The Amazing Spider-Man could best be summed up with the word “unnecessary.” It was a reboot made to keep the rights to everyone’s favorite wall crawler from going back to Marvel, and nothing about it was the least bit remarkable. It could’ve been a passable superhero flick on its own, but it’s a bad case of déjà vu when held against the previous Spider-Man installment made by Sam Raimi.
Now we have the reboot’s sequel; just typing that phrase I feel a disturbance in the Force. In fact, any time Roberto Orci and Alex Kurtzman write a script, a shiver goes down my spine as though…well you know how it goes. I didn’t realize they had written this one going in, but as soon as their names appeared in the credits, I said “well, that explains everything.”
They’re the genius pair who gave us such exceptionally written films like Transformers and the Star Trek reboot. That is to say, they’re exceptionally full of ridiculous contrivances, laughably bad science, stupid one-dimensional characters, and dead end plot threads. The Amazing Spider-Man 2 is no different.
A director who blows stuff up as well as Michael Bay or one who replaces half the script with lens flare like J. J. Abrams can usually overload the sensory input of the average audience member long enough to keep them from noticing most of those problems, but the aptly named director of this film, Marc Webb, is not one of those guys. As a result there’s nothing to distract from the movie stumbling face first into a cobweb of worthless plot threads that stick and never want to let go.
Similarly, the action sequences start off quite enjoyable, but are quickly bogged down by an excessive use of slow-motion ramping in which Spidey’s spider-sense is treated less like an early warning system and more like an omniscient awareness of his surroundings. This amps the sense of déjà vu up to eleven by telegraphing exactly what will happen, waiting a few seconds, and then showing it.

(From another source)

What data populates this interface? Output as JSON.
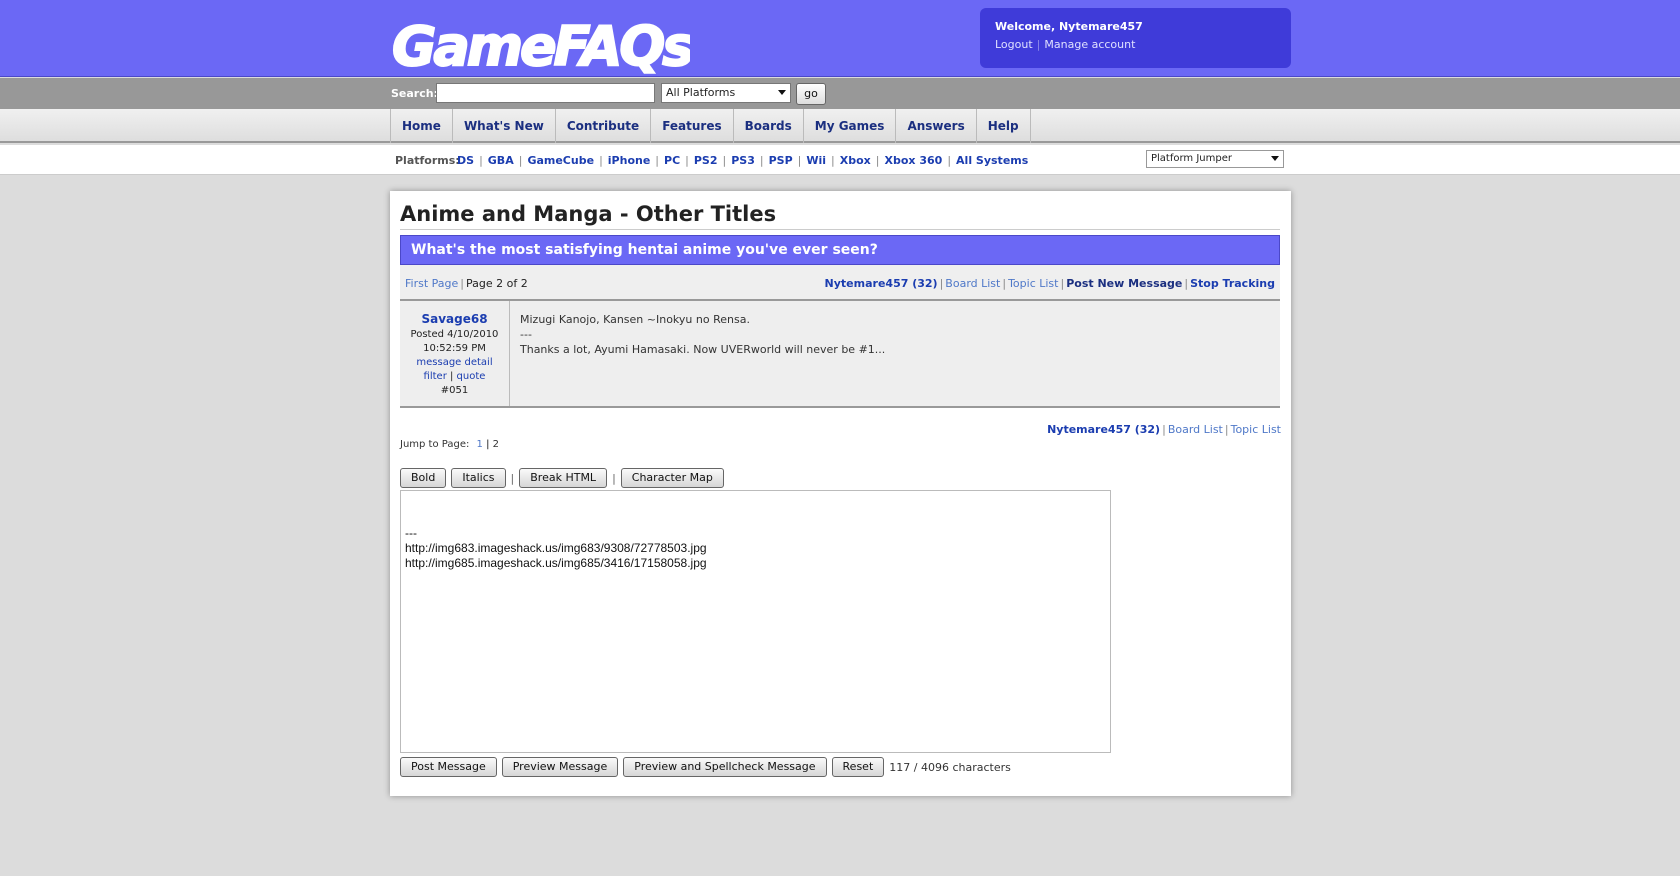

Another problem that may or may not be due to the script is Andrew Garfield’s Peter Parker, who is so self-assured and cocky even without the costume on that the conflicts of the film feel more like mild inconveniences rather than life threatening events. That said, Garfield and Emma Stone have great chemistry, no doubt due in part to their real life relationship, which makes their scenes together fun. It’s just a shame that the movie turns their romance into an endless retread of “will they, won’t they?”
Of course, if it weren’t for Orci and Kurtzman’s trademark character teleportation act, she wouldn’t be around often enough to make it as tedious as it is. But hey, I guess it’s not totally impossible that normal human Gwen Stacey could cross a panic-stricken New York City in the middle of a blackout to arrive mere moments after Spider-Man so they can bicker as she finds herself in mortal peril. Again.
Meanwhile Jamie Foxx disappears into the special effect that is Electro early on, and Dane DeHaan’s Harry Osborne is basically a walking talking contrivance so we get no help on the villain front. The cherry on top is Sally Field acting like every scene that includes Aunt May is the most important thing in the movie, rather than belonging on the cutting room floor.
“Too much” being the theme of this movie, Hans Zimmer crafted a score that just blasts away as though each scene is the most epic thing ever put to film. Though I’ve enjoyed a number of Zimmer’s scores over the years, I didn’t even care for the melody of this one, bombast aside.
So what’s left to say? I could follow their example and pad this out with nitpicking individual stupid moments, comparing it to the far superior Sam Raimi sequel, or just ranting about how I wish Orci and Kurtzman would stop putting their grubby hands all over some of my favorite franchises, but like The Amazing Spider-Man 2, that would just be unnecessary.